The 2019 Boston Bruins Playoffs are presented by Beth Israel Lahey Health
BOSTON - Torey Krug was joking - we think.
Nevertheless, his plan to keep defense partner Brandon Carlo in one piece ahead of the postseason was a good one.
"I know he's been bummed the last couple years," said Krug. "But I've kept a close eye on him the last few days, wrapped him in bubble wrap, and made sure he's able to go."
Carlo just completed his third season in the National Hockey League, but the 22-year-old blue liner has yet to suit up for the Stanley Cup Playoffs, with each of his first two campaigns cut short by ill-timed injuries.
After playing in all 82 games during his rookie year, the Colorado native was concussed in the finale, causing him to miss Boston's 2017 first-round series with the Ottawa Senators. Last season, a fracture to his left ankle in Game 77 cost him a shot at the postseason once again, forcing him to watch as the Bruins advanced past Toronto and into the second round against Tampa Bay.
But it appears that the third time will be a charm for Carlo, who is healthy as the Bruins gear up for their first-round rematch with the Maple Leafs.
"Growing up, you watch this time of the year and it's the most important time of the year," said Carlo, who sat out the regular-season finale against Tampa for rest purposes. "To be in this position is the dream for every kid that you can imagine, so you emulate these games playing mini hockey or street hockey, and it will be a lot of fun finally being able to play it."
Video: Carlo excited to appear in first playoff game
Having Carlo in the lineup will no doubt be a boon for the Bruins, who have missed dearly the 6-foot-5, 212-pound defenseman's shutdown prowess and smooth skating in the playoffs, particularly last spring against the highly skilled Maple Leafs and Lightning.
"He's such a massive part of this team defensively," said fellow blue liner Charlie McAvoy, who is set for his third postseason. "He can move the puck, he can skate from the back end. We really missed him. Obviously a couple unfortunate circumstances the last two years. But here he goes now and we're gonna lean on him a lot."
Carlo impressed in each of his first two seasons, but took a massive step in Year 3, with coach Bruce Cassidy relying on the 2015 second-round pick for heavy minutes, both at even strength and on the penalty kill. Carlo's 2:47 of shorthanded ice time per game ranked second on the Bruins behind Zdeno Chara (3:03), while his overall average of 20:55 was good for fourth.
"It starts with PK and one of his biggest strengths, shutdown defenseman," said Cassidy. "That's what we missed last year at times against Toronto…you have that big body that can defend well and skate…the ability to play 20-22 minutes, reliable minutes, is probably the biggest thing that you miss at that time of year, especially when you get into extended games, overtimes. He's a guy that can handle that."
Krug, who has played alongside Carlo for much of the last two seasons, believes that his partner has not been given enough credit for the impact he's had on Boston's success this season.

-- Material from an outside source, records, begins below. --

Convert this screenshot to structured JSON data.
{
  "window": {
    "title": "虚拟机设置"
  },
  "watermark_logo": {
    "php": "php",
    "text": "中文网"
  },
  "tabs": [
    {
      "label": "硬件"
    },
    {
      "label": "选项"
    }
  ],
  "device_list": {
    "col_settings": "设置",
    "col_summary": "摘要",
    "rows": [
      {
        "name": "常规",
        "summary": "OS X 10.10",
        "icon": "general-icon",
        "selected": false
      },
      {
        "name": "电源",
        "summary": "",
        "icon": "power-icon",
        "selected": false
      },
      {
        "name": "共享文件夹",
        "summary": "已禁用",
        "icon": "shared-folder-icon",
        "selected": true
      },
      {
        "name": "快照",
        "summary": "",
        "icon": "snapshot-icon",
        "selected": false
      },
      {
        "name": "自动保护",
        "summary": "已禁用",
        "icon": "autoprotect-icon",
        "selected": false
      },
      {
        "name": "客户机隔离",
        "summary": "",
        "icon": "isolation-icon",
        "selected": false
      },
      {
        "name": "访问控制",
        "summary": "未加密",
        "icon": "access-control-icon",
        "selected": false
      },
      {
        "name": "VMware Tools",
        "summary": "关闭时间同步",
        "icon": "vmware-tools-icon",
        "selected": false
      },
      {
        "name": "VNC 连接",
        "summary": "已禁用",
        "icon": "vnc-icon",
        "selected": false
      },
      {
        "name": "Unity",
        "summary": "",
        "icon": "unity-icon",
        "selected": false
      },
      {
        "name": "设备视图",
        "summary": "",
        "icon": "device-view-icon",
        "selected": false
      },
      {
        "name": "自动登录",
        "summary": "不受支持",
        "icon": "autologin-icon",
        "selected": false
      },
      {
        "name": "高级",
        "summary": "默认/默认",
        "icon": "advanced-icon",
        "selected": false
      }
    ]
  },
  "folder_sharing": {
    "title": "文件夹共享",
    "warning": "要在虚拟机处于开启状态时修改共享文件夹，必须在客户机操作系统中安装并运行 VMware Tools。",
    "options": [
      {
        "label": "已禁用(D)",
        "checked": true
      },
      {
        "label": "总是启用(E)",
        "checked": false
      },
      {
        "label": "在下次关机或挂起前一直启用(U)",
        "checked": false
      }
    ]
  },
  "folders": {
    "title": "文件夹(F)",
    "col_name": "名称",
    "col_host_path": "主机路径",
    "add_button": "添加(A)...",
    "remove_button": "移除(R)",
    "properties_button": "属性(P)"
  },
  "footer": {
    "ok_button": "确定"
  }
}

"Kind of one of those guys that goes under the radar," said Krug. "He works extremely hard every day, he ends a lot of plays. He's extremely important to our penalty kill, that first unit. He's always blocking shots, he's doing all the little plays that allow us skilled guys to take over with the puck and go to work. He's a guy that we missed a lot that we're very lucky to have this year."
Video: Krug talks Leafs, defensive partner Carlo
Carlo has been in the building for some of those postseason games - saying, "you can tell the atmosphere is pretty electric" - but is using the time ahead of Thursday's Game 1 to prepare himself for everything that comes along with playoff hockey.
"I just don't want to overwhelm myself," said Carlo. "I feel like I had a pretty solid year, and I've stayed consistent throughout that. I just want to continue that play coming through the playoffs and do my job, ultimately. Do everything I can to help the team in the ways that I can. I think I understand the player that I am more so now, and I just want to bring that into the game now and contribute."
One thing he knows for certain is how much the compete level and intensity ratchets up once the calendar turns to April.
"Everybody competes as hard as they possibly can, so you have to bring that same level of intensity," said Carlo. "You can tell that the tensions rise throughout the series, especially by Game 3 or 4 there's a couple more bodies being thrown around. I think that's the name of the game.
"If you play teams that many times in a row, guys just get under your skin and it carries over into the next night."
With last season's seven-game series and four more regular-season matchups fresh in their memories, there is certain to be plenty of ferocity between the Bruins and Maple Leafs.
"It's no secret that they have a great offensive team, but at the same time I feel like the same could be said about the defensive group here and the offensive group here," said Carlo. "As long as we do our jobs, I feel like we'll be in a good position to give ourselves the best opportunity at success."
And Carlo is hoping his first taste of the Stanley Cup Playoffs contains plenty of that.
"We're in a good position," said Carlo. "We worked hard all year and gained a lot of confidence throughout the entire year…we're all just really excited, especially myself being in this position, and I'm really looking forward to the opportunity of going out there."
Video: Cassidy readies for challenge of Leafs